**Input data:**

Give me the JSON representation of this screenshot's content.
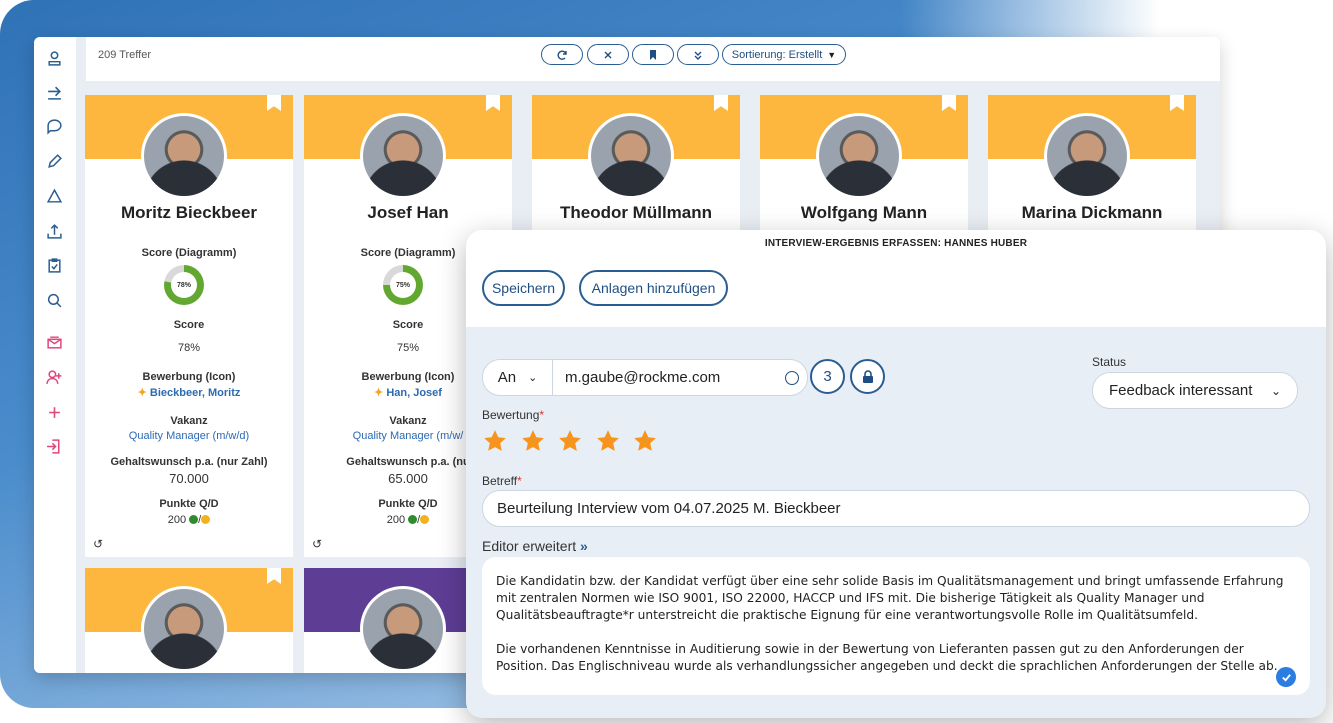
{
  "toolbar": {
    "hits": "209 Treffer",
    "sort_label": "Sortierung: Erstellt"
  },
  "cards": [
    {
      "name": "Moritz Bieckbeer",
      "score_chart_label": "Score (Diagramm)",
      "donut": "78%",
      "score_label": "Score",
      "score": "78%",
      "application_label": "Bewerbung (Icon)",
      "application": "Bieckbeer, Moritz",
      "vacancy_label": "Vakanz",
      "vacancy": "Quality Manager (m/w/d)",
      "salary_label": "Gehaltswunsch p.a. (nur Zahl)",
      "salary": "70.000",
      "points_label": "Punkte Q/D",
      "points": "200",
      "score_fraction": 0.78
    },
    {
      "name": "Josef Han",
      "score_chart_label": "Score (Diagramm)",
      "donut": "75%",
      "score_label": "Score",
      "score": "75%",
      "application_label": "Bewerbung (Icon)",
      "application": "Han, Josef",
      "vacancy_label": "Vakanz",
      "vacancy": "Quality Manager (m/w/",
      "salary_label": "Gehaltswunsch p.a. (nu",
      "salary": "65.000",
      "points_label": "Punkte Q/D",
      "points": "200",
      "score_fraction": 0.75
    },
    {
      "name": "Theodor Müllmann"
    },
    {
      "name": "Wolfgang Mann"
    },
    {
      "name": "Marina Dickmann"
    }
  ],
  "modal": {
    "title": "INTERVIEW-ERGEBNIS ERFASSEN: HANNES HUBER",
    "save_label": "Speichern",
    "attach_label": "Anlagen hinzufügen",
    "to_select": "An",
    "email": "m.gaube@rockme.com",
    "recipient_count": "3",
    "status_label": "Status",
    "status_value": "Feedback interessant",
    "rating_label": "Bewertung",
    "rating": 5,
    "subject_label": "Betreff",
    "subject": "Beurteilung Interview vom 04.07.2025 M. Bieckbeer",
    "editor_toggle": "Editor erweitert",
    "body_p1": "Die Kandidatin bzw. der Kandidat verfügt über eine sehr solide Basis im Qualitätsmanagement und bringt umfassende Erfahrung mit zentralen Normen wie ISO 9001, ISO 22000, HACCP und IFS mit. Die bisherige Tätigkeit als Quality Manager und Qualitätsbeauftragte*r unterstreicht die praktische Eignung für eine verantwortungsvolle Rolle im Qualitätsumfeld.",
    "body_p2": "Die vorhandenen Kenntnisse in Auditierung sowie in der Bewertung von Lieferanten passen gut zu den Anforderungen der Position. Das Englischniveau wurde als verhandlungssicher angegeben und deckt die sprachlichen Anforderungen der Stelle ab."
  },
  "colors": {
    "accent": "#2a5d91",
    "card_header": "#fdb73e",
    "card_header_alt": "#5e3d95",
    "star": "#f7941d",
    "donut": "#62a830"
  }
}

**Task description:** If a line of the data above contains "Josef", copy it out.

**Finished exercise:**
      "name": "Josef Han",
      "application": "Han, Josef",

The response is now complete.